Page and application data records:
***

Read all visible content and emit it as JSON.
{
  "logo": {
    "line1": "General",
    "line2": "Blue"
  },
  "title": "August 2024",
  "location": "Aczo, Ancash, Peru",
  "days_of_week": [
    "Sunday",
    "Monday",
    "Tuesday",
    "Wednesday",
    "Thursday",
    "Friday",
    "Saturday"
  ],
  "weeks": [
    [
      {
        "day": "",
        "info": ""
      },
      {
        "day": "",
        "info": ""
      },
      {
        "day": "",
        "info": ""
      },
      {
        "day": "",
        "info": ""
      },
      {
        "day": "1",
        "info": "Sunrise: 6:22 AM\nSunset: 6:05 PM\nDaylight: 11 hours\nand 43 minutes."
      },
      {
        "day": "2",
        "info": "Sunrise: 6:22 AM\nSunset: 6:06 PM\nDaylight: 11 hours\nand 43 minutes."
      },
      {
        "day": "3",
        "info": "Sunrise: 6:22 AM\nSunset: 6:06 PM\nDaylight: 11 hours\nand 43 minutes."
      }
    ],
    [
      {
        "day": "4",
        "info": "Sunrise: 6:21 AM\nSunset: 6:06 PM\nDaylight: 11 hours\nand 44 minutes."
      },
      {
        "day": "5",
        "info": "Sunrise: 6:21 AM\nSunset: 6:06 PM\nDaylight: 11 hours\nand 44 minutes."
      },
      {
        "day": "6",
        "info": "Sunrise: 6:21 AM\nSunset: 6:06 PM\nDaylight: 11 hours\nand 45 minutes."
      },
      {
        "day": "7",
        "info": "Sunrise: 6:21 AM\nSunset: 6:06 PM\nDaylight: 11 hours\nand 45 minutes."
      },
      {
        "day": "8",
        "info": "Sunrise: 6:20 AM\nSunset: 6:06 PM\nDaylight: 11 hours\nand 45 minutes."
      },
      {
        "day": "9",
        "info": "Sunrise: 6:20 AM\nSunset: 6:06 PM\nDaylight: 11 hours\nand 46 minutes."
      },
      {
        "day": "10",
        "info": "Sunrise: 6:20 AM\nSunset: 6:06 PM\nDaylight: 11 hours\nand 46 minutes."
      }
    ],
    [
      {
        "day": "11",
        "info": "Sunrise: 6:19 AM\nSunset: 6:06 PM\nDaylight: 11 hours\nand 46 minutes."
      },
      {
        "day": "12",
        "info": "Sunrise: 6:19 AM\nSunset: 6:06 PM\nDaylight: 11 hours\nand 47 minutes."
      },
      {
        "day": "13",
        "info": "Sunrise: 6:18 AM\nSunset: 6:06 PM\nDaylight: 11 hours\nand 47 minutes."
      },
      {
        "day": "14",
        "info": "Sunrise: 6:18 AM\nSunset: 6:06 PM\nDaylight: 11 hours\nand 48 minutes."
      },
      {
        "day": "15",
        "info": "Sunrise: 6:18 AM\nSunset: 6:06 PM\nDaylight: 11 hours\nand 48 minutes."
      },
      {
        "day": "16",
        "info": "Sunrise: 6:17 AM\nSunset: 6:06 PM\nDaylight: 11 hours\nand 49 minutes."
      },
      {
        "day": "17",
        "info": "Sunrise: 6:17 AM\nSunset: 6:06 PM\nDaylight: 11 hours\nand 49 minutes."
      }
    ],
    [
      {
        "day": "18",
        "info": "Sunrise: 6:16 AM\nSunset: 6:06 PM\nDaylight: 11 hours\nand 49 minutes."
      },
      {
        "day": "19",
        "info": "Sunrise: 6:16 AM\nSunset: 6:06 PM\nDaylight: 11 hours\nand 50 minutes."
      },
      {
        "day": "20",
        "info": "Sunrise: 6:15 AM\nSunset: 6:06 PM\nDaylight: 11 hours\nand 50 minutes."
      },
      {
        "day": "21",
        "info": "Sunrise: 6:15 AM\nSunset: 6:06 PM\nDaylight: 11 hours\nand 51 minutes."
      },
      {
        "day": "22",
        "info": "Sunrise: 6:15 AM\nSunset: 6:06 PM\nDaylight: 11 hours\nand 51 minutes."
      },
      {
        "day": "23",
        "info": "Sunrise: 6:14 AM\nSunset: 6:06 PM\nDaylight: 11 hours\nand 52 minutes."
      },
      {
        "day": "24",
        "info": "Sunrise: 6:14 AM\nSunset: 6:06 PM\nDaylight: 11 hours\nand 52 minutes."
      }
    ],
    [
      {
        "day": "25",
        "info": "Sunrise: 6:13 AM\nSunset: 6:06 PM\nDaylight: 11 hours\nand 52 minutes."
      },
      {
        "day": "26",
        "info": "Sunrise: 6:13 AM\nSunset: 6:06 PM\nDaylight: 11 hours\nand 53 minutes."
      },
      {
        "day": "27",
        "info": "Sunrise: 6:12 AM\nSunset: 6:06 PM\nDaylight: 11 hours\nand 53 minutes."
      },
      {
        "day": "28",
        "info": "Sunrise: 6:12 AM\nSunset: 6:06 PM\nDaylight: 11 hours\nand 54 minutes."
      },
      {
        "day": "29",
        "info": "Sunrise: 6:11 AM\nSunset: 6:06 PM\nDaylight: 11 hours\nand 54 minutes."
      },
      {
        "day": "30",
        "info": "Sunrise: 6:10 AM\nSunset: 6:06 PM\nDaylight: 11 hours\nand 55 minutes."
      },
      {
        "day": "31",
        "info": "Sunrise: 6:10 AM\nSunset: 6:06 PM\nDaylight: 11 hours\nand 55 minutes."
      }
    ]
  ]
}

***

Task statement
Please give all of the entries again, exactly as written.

Response to this task
Read all visible content and emit it as JSON.
{
  "logo": {
    "line1": "General",
    "line2": "Blue"
  },
  "title": "August 2024",
  "location": "Aczo, Ancash, Peru",
  "days_of_week": [
    "Sunday",
    "Monday",
    "Tuesday",
    "Wednesday",
    "Thursday",
    "Friday",
    "Saturday"
  ],
  "weeks": [
    [
      {
        "day": "",
        "info": ""
      },
      {
        "day": "",
        "info": ""
      },
      {
        "day": "",
        "info": ""
      },
      {
        "day": "",
        "info": ""
      },
      {
        "day": "1",
        "info": "Sunrise: 6:22 AM\nSunset: 6:05 PM\nDaylight: 11 hours\nand 43 minutes."
      },
      {
        "day": "2",
        "info": "Sunrise: 6:22 AM\nSunset: 6:06 PM\nDaylight: 11 hours\nand 43 minutes."
      },
      {
        "day": "3",
        "info": "Sunrise: 6:22 AM\nSunset: 6:06 PM\nDaylight: 11 hours\nand 43 minutes."
      }
    ],
    [
      {
        "day": "4",
        "info": "Sunrise: 6:21 AM\nSunset: 6:06 PM\nDaylight: 11 hours\nand 44 minutes."
      },
      {
        "day": "5",
        "info": "Sunrise: 6:21 AM\nSunset: 6:06 PM\nDaylight: 11 hours\nand 44 minutes."
      },
      {
        "day": "6",
        "info": "Sunrise: 6:21 AM\nSunset: 6:06 PM\nDaylight: 11 hours\nand 45 minutes."
      },
      {
        "day": "7",
        "info": "Sunrise: 6:21 AM\nSunset: 6:06 PM\nDaylight: 11 hours\nand 45 minutes."
      },
      {
        "day": "8",
        "info": "Sunrise: 6:20 AM\nSunset: 6:06 PM\nDaylight: 11 hours\nand 45 minutes."
      },
      {
        "day": "9",
        "info": "Sunrise: 6:20 AM\nSunset: 6:06 PM\nDaylight: 11 hours\nand 46 minutes."
      },
      {
        "day": "10",
        "info": "Sunrise: 6:20 AM\nSunset: 6:06 PM\nDaylight: 11 hours\nand 46 minutes."
      }
    ],
    [
      {
        "day": "11",
        "info": "Sunrise: 6:19 AM\nSunset: 6:06 PM\nDaylight: 11 hours\nand 46 minutes."
      },
      {
        "day": "12",
        "info": "Sunrise: 6:19 AM\nSunset: 6:06 PM\nDaylight: 11 hours\nand 47 minutes."
      },
      {
        "day": "13",
        "info": "Sunrise: 6:18 AM\nSunset: 6:06 PM\nDaylight: 11 hours\nand 47 minutes."
      },
      {
        "day": "14",
        "info": "Sunrise: 6:18 AM\nSunset: 6:06 PM\nDaylight: 11 hours\nand 48 minutes."
      },
      {
        "day": "15",
        "info": "Sunrise: 6:18 AM\nSunset: 6:06 PM\nDaylight: 11 hours\nand 48 minutes."
      },
      {
        "day": "16",
        "info": "Sunrise: 6:17 AM\nSunset: 6:06 PM\nDaylight: 11 hours\nand 49 minutes."
      },
      {
        "day": "17",
        "info": "Sunrise: 6:17 AM\nSunset: 6:06 PM\nDaylight: 11 hours\nand 49 minutes."
      }
    ],
    [
      {
        "day": "18",
        "info": "Sunrise: 6:16 AM\nSunset: 6:06 PM\nDaylight: 11 hours\nand 49 minutes."
      },
      {
        "day": "19",
        "info": "Sunrise: 6:16 AM\nSunset: 6:06 PM\nDaylight: 11 hours\nand 50 minutes."
      },
      {
        "day": "20",
        "info": "Sunrise: 6:15 AM\nSunset: 6:06 PM\nDaylight: 11 hours\nand 50 minutes."
      },
      {
        "day": "21",
        "info": "Sunrise: 6:15 AM\nSunset: 6:06 PM\nDaylight: 11 hours\nand 51 minutes."
      },
      {
        "day": "22",
        "info": "Sunrise: 6:15 AM\nSunset: 6:06 PM\nDaylight: 11 hours\nand 51 minutes."
      },
      {
        "day": "23",
        "info": "Sunrise: 6:14 AM\nSunset: 6:06 PM\nDaylight: 11 hours\nand 52 minutes."
      },
      {
        "day": "24",
        "info": "Sunrise: 6:14 AM\nSunset: 6:06 PM\nDaylight: 11 hours\nand 52 minutes."
      }
    ],
    [
      {
        "day": "25",
        "info": "Sunrise: 6:13 AM\nSunset: 6:06 PM\nDaylight: 11 hours\nand 52 minutes."
      },
      {
        "day": "26",
        "info": "Sunrise: 6:13 AM\nSunset: 6:06 PM\nDaylight: 11 hours\nand 53 minutes."
      },
      {
        "day": "27",
        "info": "Sunrise: 6:12 AM\nSunset: 6:06 PM\nDaylight: 11 hours\nand 53 minutes."
      },
      {
        "day": "28",
        "info": "Sunrise: 6:12 AM\nSunset: 6:06 PM\nDaylight: 11 hours\nand 54 minutes."
      },
      {
        "day": "29",
        "info": "Sunrise: 6:11 AM\nSunset: 6:06 PM\nDaylight: 11 hours\nand 54 minutes."
      },
      {
        "day": "30",
        "info": "Sunrise: 6:10 AM\nSunset: 6:06 PM\nDaylight: 11 hours\nand 55 minutes."
      },
      {
        "day": "31",
        "info": "Sunrise: 6:10 AM\nSunset: 6:06 PM\nDaylight: 11 hours\nand 55 minutes."
      }
    ]
  ]
}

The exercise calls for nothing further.